Most hobbies or occupations have their own specialized vocabulary, and horse ownership and equestrian sports are no different. Understanding the terminology used by people involved in the hobby serves as a crucial part of owning a horse or participating in equestrian sports. First-time owners or individuals new to riding may experience difficulty finding the proper equipment or resources if they don’t know what a word means. Similarly, those looking to purchase their first horse may find themselves struggling to determine the difference between a colt and a filly.
Basic horse vocabulary can be divided into four categories: general terms, riding terms, horse anatomy, and equipment. Here’s a guide to some of the most important terms to know.
Equestrianism. A broad term used to describe the sport of riding a horse, which encompasses several types of riding, such as Western and English riding. While the Olympics feature no forms of Western riding, there are three English events: eventing, jumping, and dressage, a performance sport that judges how well riders and horses can perform a series of prescribed movements. Other forms of equestrianism include racing, polo, and general pleasure riding.
Hand. The traditional measurement unit used to measure the height of a horse, from the ground to the highest non-moving point on its body: an area at the base of the neck called the withers. Each “hand” is equivalent to four inches and any additional inches are counted using decimal points. The abbreviated form “hh” stands for “hands high.”
Pony. A horse that stands below 14.2 hh, although some pony breeds have the word “horse” in their name. In addition, some individual ponies may grow over the 14.2 hh threshold.
Mare. The word used to describe a mature female horse, usually over the age of three.
Stallion. An uncastrated male horse, usually over the age of three. First-time owners and individuals new to equestrianism may find a stallion difficult to handle.
Gelding. A castrated male horse of any age. Geldings are typically good riding companions and workhorses, as they typically exhibit less aggressive behavior than the uncastrated stallion. The term also refers to the castration process.
Yearling. Young horses between the ages of one and two years. Although yearlings typically do not have enough discipline to ride, thoroughbred racehorses often beginning training as yearlings.
Weanling. A young horse weaned from its mother, which usually occurs when it is between three and six months old.
Foal. A young horse under a year old of either sex. For some people, the term exclusively refers to young horses still nursing from their mothers, but others may still use the term after a horse is weaned from its mother’s milk.
Filly. Term used to describe a young female horse under four years of age.
Colt. Term used to describe a young male horse under four years of age.
Broke and Unbroke. Horse trainers use the terms broke and unbroke to describe whether a horse is properly trained for riding. A broke horse possesses the proper training for a rider of any level of experience to handle it, while an unbroken horse either has not been trained or is too young to begin training.
Bareback. The act of riding a horse without a saddle. Some people will use pads or blankets in place of a saddle.

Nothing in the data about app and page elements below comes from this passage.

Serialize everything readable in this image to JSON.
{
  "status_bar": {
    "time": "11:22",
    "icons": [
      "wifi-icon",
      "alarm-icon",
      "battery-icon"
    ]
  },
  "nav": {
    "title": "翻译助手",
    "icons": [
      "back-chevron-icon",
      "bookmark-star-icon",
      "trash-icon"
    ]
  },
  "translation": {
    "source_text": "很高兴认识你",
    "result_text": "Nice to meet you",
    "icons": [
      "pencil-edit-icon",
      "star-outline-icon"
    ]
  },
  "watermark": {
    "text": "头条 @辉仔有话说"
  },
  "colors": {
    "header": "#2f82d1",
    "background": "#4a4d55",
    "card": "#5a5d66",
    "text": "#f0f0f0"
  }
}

Gait. A term that refers to the various speeds of the horse, which are generally classified according to the movement of the legs and in what combination. Most horses are said to have three gaits: canter, trot, and walk. Some breeds have unique terms to describe their gait; for example, some horses are said to “pace” instead of “trot.”
Walk. The most easygoing and slowest of the three gaits. This is the speed of normal horseback riding.

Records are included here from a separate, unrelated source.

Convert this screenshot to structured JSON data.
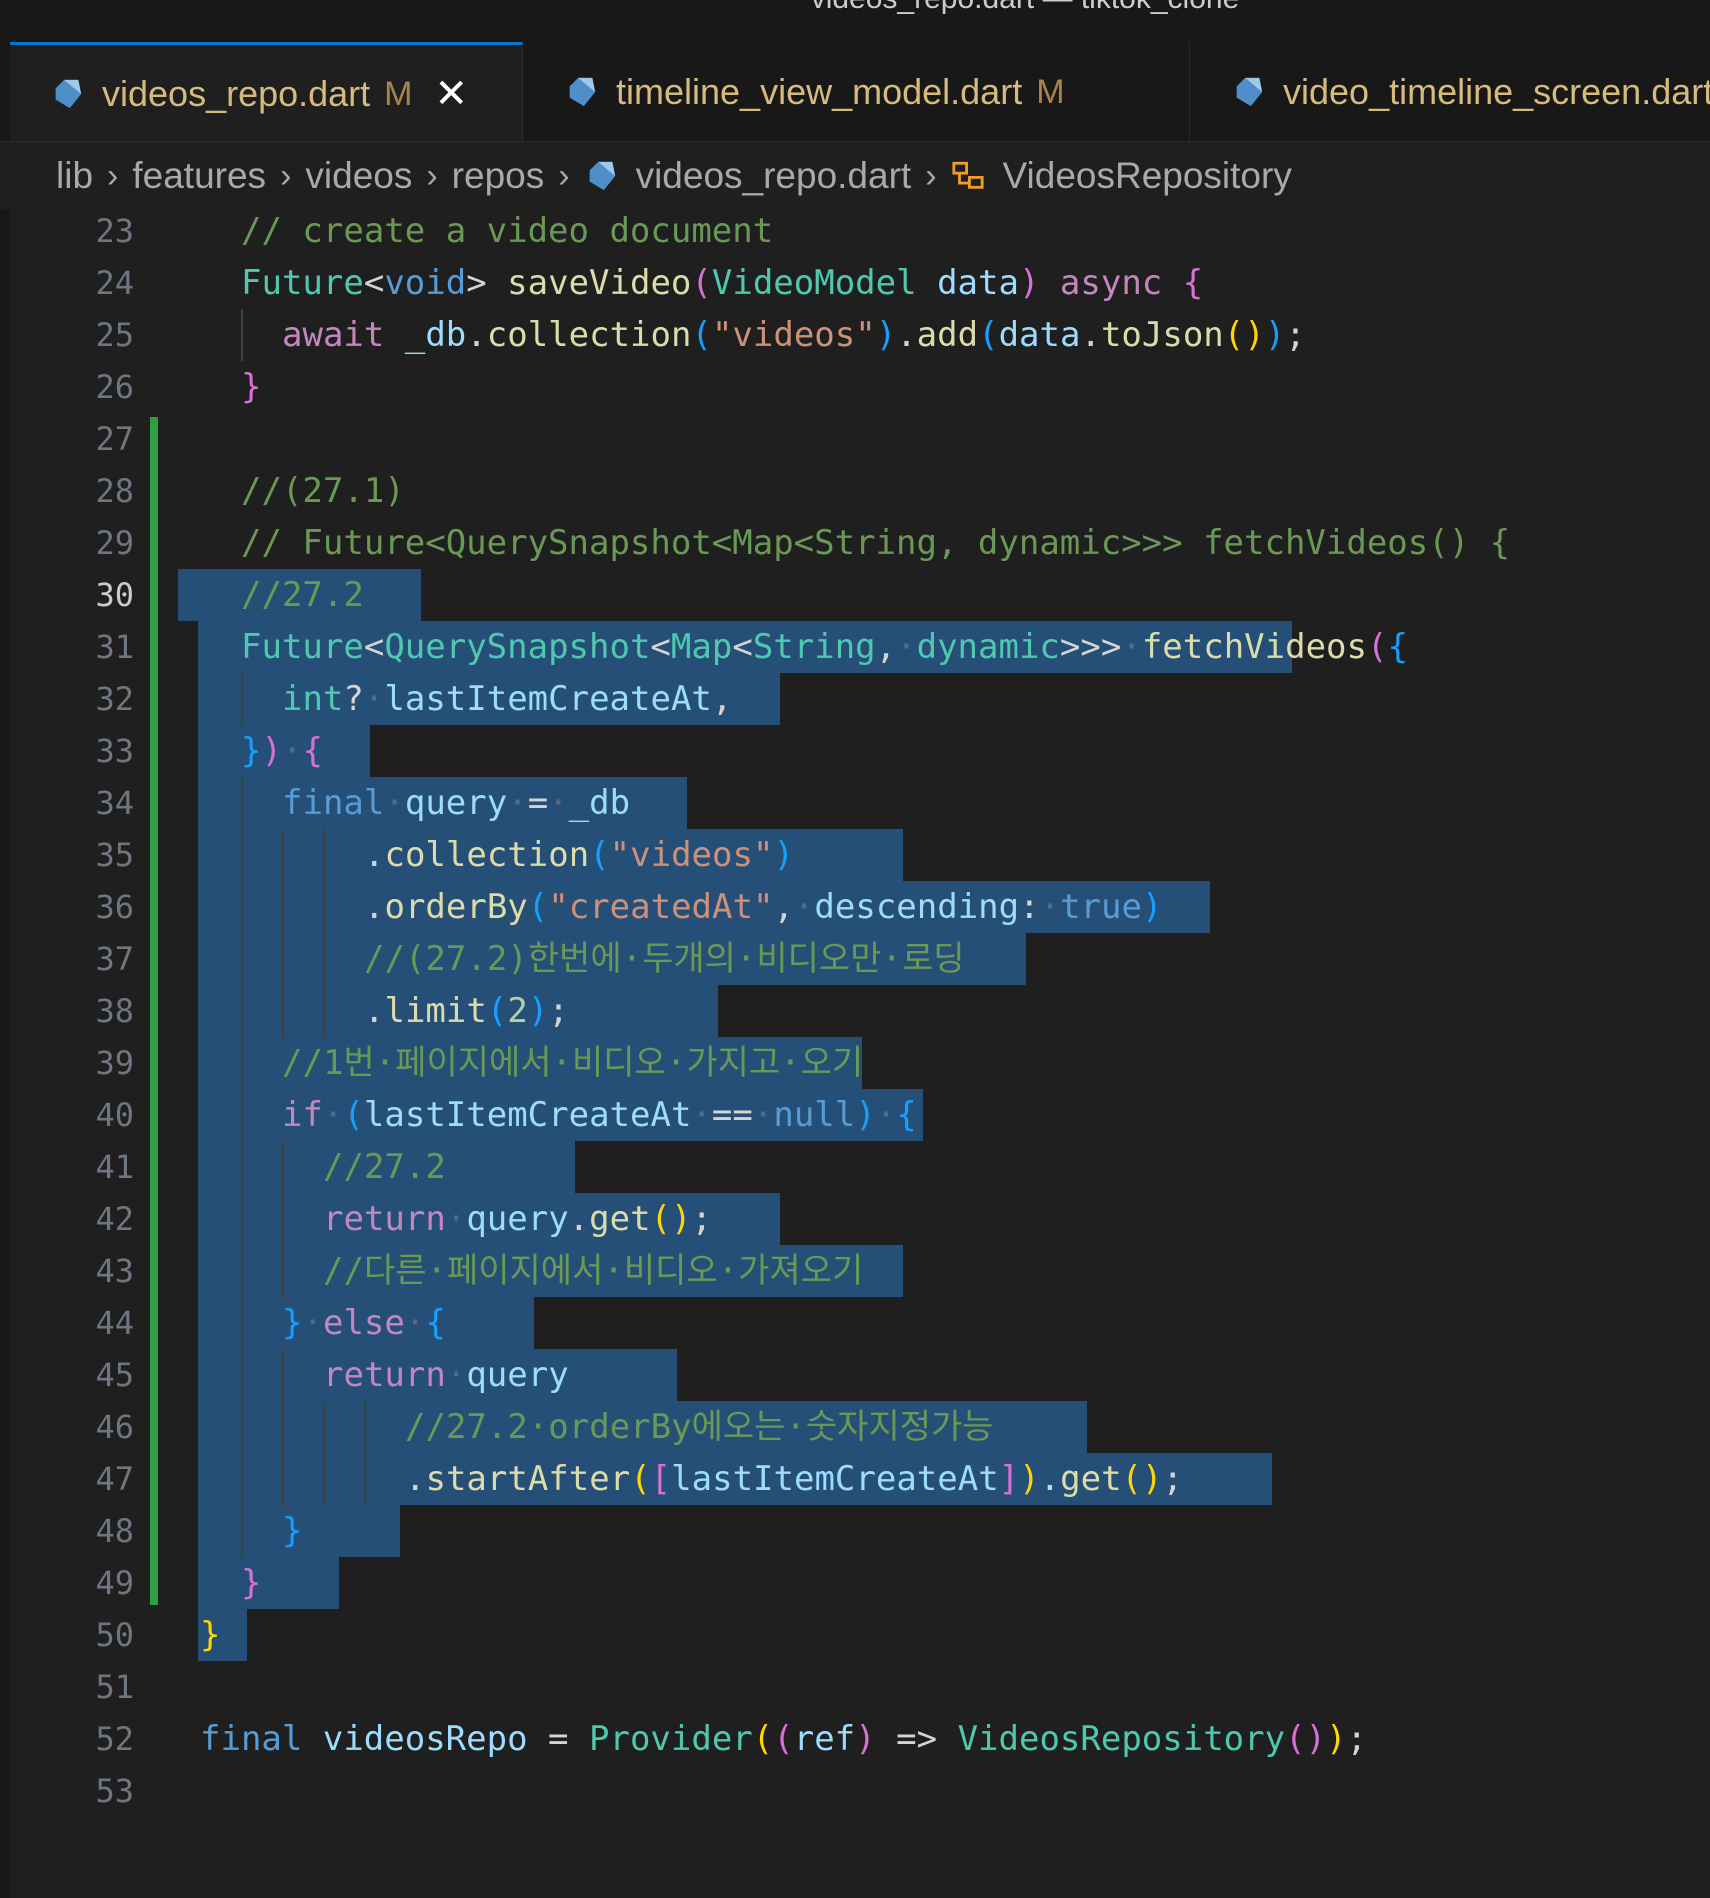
{
  "window": {
    "title": "videos_repo.dart — tiktok_clone"
  },
  "tabs": [
    {
      "label": "videos_repo.dart",
      "modified": "M",
      "close": "✕",
      "active": true
    },
    {
      "label": "timeline_view_model.dart",
      "modified": "M",
      "active": false
    },
    {
      "label": "video_timeline_screen.dart",
      "active": false
    }
  ],
  "breadcrumb": [
    "lib",
    "features",
    "videos",
    "repos",
    "videos_repo.dart",
    "VideosRepository"
  ],
  "editor": {
    "first_line": 23,
    "current_line": 30,
    "line_numbers": [
      "23",
      "24",
      "25",
      "26",
      "27",
      "28",
      "29",
      "30",
      "31",
      "32",
      "33",
      "34",
      "35",
      "36",
      "37",
      "38",
      "39",
      "40",
      "41",
      "42",
      "43",
      "44",
      "45",
      "46",
      "47",
      "48",
      "49",
      "50",
      "51",
      "52",
      "53"
    ],
    "lines": [
      {
        "indent": 1,
        "tokens": [
          [
            "// create a video document",
            "c-cmt"
          ]
        ]
      },
      {
        "indent": 1,
        "tokens": [
          [
            "Future",
            "c-type"
          ],
          [
            "<",
            "c-pun"
          ],
          [
            "void",
            "c-kw"
          ],
          [
            "> ",
            "c-pun"
          ],
          [
            "saveVideo",
            "c-fn"
          ],
          [
            "(",
            "c-b2"
          ],
          [
            "VideoModel",
            "c-type"
          ],
          [
            " ",
            "c-pun"
          ],
          [
            "data",
            "c-var"
          ],
          [
            ")",
            "c-b2"
          ],
          [
            " ",
            "c-pun"
          ],
          [
            "async",
            "c-ctl"
          ],
          [
            " ",
            "c-pun"
          ],
          [
            "{",
            "c-b2"
          ]
        ]
      },
      {
        "indent": 2,
        "tokens": [
          [
            "await",
            "c-ctl"
          ],
          [
            " ",
            "c-pun"
          ],
          [
            "_db",
            "c-var"
          ],
          [
            ".",
            "c-pun"
          ],
          [
            "collection",
            "c-fn"
          ],
          [
            "(",
            "c-b3"
          ],
          [
            "\"videos\"",
            "c-str"
          ],
          [
            ")",
            "c-b3"
          ],
          [
            ".",
            "c-pun"
          ],
          [
            "add",
            "c-fn"
          ],
          [
            "(",
            "c-b3"
          ],
          [
            "data",
            "c-var"
          ],
          [
            ".",
            "c-pun"
          ],
          [
            "toJson",
            "c-fn"
          ],
          [
            "()",
            "c-b1"
          ],
          [
            ")",
            "c-b3"
          ],
          [
            ";",
            "c-pun"
          ]
        ]
      },
      {
        "indent": 1,
        "tokens": [
          [
            "}",
            "c-b2"
          ]
        ]
      },
      {
        "indent": 0,
        "tokens": []
      },
      {
        "indent": 1,
        "tokens": [
          [
            "//(27.1)",
            "c-cmt"
          ]
        ]
      },
      {
        "indent": 1,
        "tokens": [
          [
            "// Future<QuerySnapshot<Map<String, dynamic>>> fetchVideos() {",
            "c-cmt"
          ]
        ]
      },
      {
        "indent": 1,
        "tokens": [
          [
            "//27.2",
            "c-cmt"
          ]
        ]
      },
      {
        "indent": 1,
        "tokens": [
          [
            "Future",
            "c-type"
          ],
          [
            "<",
            "c-pun"
          ],
          [
            "QuerySnapshot",
            "c-type"
          ],
          [
            "<",
            "c-pun"
          ],
          [
            "Map",
            "c-type"
          ],
          [
            "<",
            "c-pun"
          ],
          [
            "String",
            "c-type"
          ],
          [
            ",",
            "c-pun"
          ],
          [
            "·",
            "c-ws"
          ],
          [
            "dynamic",
            "c-type"
          ],
          [
            ">>>",
            "c-pun"
          ],
          [
            "·",
            "c-ws"
          ],
          [
            "fetchVideos",
            "c-fn"
          ],
          [
            "(",
            "c-b2"
          ],
          [
            "{",
            "c-b3"
          ]
        ]
      },
      {
        "indent": 2,
        "tokens": [
          [
            "int",
            "c-type"
          ],
          [
            "?",
            "c-pun"
          ],
          [
            "·",
            "c-ws"
          ],
          [
            "lastItemCreateAt",
            "c-var"
          ],
          [
            ",",
            "c-pun"
          ]
        ]
      },
      {
        "indent": 1,
        "tokens": [
          [
            "}",
            "c-b3"
          ],
          [
            ")",
            "c-b2"
          ],
          [
            "·",
            "c-ws"
          ],
          [
            "{",
            "c-b2"
          ]
        ]
      },
      {
        "indent": 2,
        "tokens": [
          [
            "final",
            "c-kw"
          ],
          [
            "·",
            "c-ws"
          ],
          [
            "query",
            "c-var"
          ],
          [
            "·",
            "c-ws"
          ],
          [
            "=",
            "c-pun"
          ],
          [
            "·",
            "c-ws"
          ],
          [
            "_db",
            "c-var"
          ]
        ]
      },
      {
        "indent": 4,
        "tokens": [
          [
            ".",
            "c-pun"
          ],
          [
            "collection",
            "c-fn"
          ],
          [
            "(",
            "c-b3"
          ],
          [
            "\"videos\"",
            "c-str"
          ],
          [
            ")",
            "c-b3"
          ]
        ]
      },
      {
        "indent": 4,
        "tokens": [
          [
            ".",
            "c-pun"
          ],
          [
            "orderBy",
            "c-fn"
          ],
          [
            "(",
            "c-b3"
          ],
          [
            "\"createdAt\"",
            "c-str"
          ],
          [
            ",",
            "c-pun"
          ],
          [
            "·",
            "c-ws"
          ],
          [
            "descending",
            "c-var"
          ],
          [
            ":",
            "c-pun"
          ],
          [
            "·",
            "c-ws"
          ],
          [
            "true",
            "c-kw"
          ],
          [
            ")",
            "c-b3"
          ]
        ]
      },
      {
        "indent": 4,
        "tokens": [
          [
            "//(27.2)한번에·두개의·비디오만·로딩",
            "c-cmt"
          ]
        ]
      },
      {
        "indent": 4,
        "tokens": [
          [
            ".",
            "c-pun"
          ],
          [
            "limit",
            "c-fn"
          ],
          [
            "(",
            "c-b3"
          ],
          [
            "2",
            "c-num"
          ],
          [
            ")",
            "c-b3"
          ],
          [
            ";",
            "c-pun"
          ]
        ]
      },
      {
        "indent": 2,
        "tokens": [
          [
            "//1번·페이지에서·비디오·가지고·오기",
            "c-cmt"
          ]
        ]
      },
      {
        "indent": 2,
        "tokens": [
          [
            "if",
            "c-ctl"
          ],
          [
            "·",
            "c-ws"
          ],
          [
            "(",
            "c-b3"
          ],
          [
            "lastItemCreateAt",
            "c-var"
          ],
          [
            "·",
            "c-ws"
          ],
          [
            "==",
            "c-pun"
          ],
          [
            "·",
            "c-ws"
          ],
          [
            "null",
            "c-kw"
          ],
          [
            ")",
            "c-b3"
          ],
          [
            "·",
            "c-ws"
          ],
          [
            "{",
            "c-b3"
          ]
        ]
      },
      {
        "indent": 3,
        "tokens": [
          [
            "//27.2",
            "c-cmt"
          ]
        ]
      },
      {
        "indent": 3,
        "tokens": [
          [
            "return",
            "c-ctl"
          ],
          [
            "·",
            "c-ws"
          ],
          [
            "query",
            "c-var"
          ],
          [
            ".",
            "c-pun"
          ],
          [
            "get",
            "c-fn"
          ],
          [
            "()",
            "c-b1"
          ],
          [
            ";",
            "c-pun"
          ]
        ]
      },
      {
        "indent": 3,
        "tokens": [
          [
            "//다른·페이지에서·비디오·가져오기",
            "c-cmt"
          ]
        ]
      },
      {
        "indent": 2,
        "tokens": [
          [
            "}",
            "c-b3"
          ],
          [
            "·",
            "c-ws"
          ],
          [
            "else",
            "c-ctl"
          ],
          [
            "·",
            "c-ws"
          ],
          [
            "{",
            "c-b3"
          ]
        ]
      },
      {
        "indent": 3,
        "tokens": [
          [
            "return",
            "c-ctl"
          ],
          [
            "·",
            "c-ws"
          ],
          [
            "query",
            "c-var"
          ]
        ]
      },
      {
        "indent": 5,
        "tokens": [
          [
            "//27.2·orderBy에오는·숫자지정가능",
            "c-cmt"
          ]
        ]
      },
      {
        "indent": 5,
        "tokens": [
          [
            ".",
            "c-pun"
          ],
          [
            "startAfter",
            "c-fn"
          ],
          [
            "(",
            "c-b1"
          ],
          [
            "[",
            "c-b2"
          ],
          [
            "lastItemCreateAt",
            "c-var"
          ],
          [
            "]",
            "c-b2"
          ],
          [
            ")",
            "c-b1"
          ],
          [
            ".",
            "c-pun"
          ],
          [
            "get",
            "c-fn"
          ],
          [
            "()",
            "c-b1"
          ],
          [
            ";",
            "c-pun"
          ]
        ]
      },
      {
        "indent": 2,
        "tokens": [
          [
            "}",
            "c-b3"
          ]
        ]
      },
      {
        "indent": 1,
        "tokens": [
          [
            "}",
            "c-b2"
          ]
        ]
      },
      {
        "indent": 0,
        "tokens": [
          [
            "}",
            "c-b1"
          ]
        ]
      },
      {
        "indent": 0,
        "tokens": []
      },
      {
        "indent": 0,
        "tokens": [
          [
            "final",
            "c-kw"
          ],
          [
            " ",
            "c-pun"
          ],
          [
            "videosRepo",
            "c-var"
          ],
          [
            " ",
            "c-pun"
          ],
          [
            "=",
            "c-pun"
          ],
          [
            " ",
            "c-pun"
          ],
          [
            "Provider",
            "c-type"
          ],
          [
            "(",
            "c-b1"
          ],
          [
            "(",
            "c-b2"
          ],
          [
            "ref",
            "c-var"
          ],
          [
            ")",
            "c-b2"
          ],
          [
            " ",
            "c-pun"
          ],
          [
            "=>",
            "c-pun"
          ],
          [
            " ",
            "c-pun"
          ],
          [
            "VideosRepository",
            "c-type"
          ],
          [
            "()",
            "c-b2"
          ],
          [
            ")",
            "c-b1"
          ],
          [
            ";",
            "c-pun"
          ]
        ]
      },
      {
        "indent": 0,
        "tokens": []
      }
    ]
  }
}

Trot. The medium-speed gait that involves a two-beat bounce. A slower, less bouncy gait is called the jog.
Canter. A faster gait that consists of a smooth, three-beat footfall that may feel akin to a rocking motion. This is the fastest speed for normal horseback riding and the term for a controlled gallop.

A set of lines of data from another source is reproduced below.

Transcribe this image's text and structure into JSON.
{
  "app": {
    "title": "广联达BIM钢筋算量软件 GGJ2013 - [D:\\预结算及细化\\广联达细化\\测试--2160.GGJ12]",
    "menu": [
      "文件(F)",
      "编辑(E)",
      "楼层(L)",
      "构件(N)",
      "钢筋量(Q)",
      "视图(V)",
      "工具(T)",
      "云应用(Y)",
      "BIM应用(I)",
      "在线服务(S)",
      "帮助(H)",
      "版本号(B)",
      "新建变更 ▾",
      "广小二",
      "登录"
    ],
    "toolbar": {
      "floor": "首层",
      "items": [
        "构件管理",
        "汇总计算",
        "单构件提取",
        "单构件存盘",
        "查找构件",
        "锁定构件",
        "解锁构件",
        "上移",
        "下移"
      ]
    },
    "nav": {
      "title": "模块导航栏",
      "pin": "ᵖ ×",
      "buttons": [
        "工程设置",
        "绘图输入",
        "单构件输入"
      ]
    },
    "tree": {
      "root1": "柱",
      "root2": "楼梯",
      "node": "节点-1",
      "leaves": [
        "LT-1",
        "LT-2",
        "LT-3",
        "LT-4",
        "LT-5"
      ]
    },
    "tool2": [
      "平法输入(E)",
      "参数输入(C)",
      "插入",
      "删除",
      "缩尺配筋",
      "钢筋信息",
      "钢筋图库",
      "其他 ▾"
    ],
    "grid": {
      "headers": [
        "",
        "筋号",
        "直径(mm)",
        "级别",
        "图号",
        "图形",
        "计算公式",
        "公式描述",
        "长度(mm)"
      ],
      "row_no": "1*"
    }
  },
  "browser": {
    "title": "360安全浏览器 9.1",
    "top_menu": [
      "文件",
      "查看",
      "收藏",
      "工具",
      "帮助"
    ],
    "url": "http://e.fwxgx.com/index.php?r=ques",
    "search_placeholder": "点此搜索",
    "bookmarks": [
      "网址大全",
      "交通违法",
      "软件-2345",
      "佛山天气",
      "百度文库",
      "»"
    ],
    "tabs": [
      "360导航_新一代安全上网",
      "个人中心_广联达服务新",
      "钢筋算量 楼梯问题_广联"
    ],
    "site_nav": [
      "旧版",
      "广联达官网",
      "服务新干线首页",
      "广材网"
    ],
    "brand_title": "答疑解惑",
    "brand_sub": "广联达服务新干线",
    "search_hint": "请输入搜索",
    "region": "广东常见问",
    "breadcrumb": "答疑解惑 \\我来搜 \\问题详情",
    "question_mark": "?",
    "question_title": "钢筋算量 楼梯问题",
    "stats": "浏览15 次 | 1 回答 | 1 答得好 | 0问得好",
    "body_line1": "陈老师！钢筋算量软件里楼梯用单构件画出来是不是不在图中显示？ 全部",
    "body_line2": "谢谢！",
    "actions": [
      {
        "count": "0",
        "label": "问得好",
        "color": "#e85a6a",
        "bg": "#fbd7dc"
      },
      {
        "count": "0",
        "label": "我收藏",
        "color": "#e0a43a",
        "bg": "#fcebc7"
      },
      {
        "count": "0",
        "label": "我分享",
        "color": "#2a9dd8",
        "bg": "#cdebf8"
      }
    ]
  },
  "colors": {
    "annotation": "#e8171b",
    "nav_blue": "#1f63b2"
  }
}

Gallop. A fast, four-beat gait during which each hoof touches the ground separately. At some points during a gallop, all four hooves lift off the ground.
Conformation. A term that describes the shape of the horse’s body and its overall proportions and physical attributes. Well-conformed horses generally have stronger bodies with no injuries that will interfere with health or performance.
Withers. A term used for the ridge between the horse’s shoulder blades where the neck joins with the back. This also serves as the highest non-moving part of a horse’s anatomy and the highest point used to measure the height of any individual horse.
Tack. A word for the equipment used when riding a horse, such as saddles, bridles, reins, and other pieces.
Bridle. A piece of equipment that goes on the horse’s head and allows the rider to communicate with the horse and control its movements. It consists of the headstall, which goes over the horse’s head, and the bit slotted into the horse’s mouth.
Bit. The metal part of the bridle that sits in the horse’s mouth. It serves the purpose of delivering instructions regarding movement from the rider to the horse.
Reins. The strip of leather or nylon connected to the bit that riders hold to direct the horse’s movement.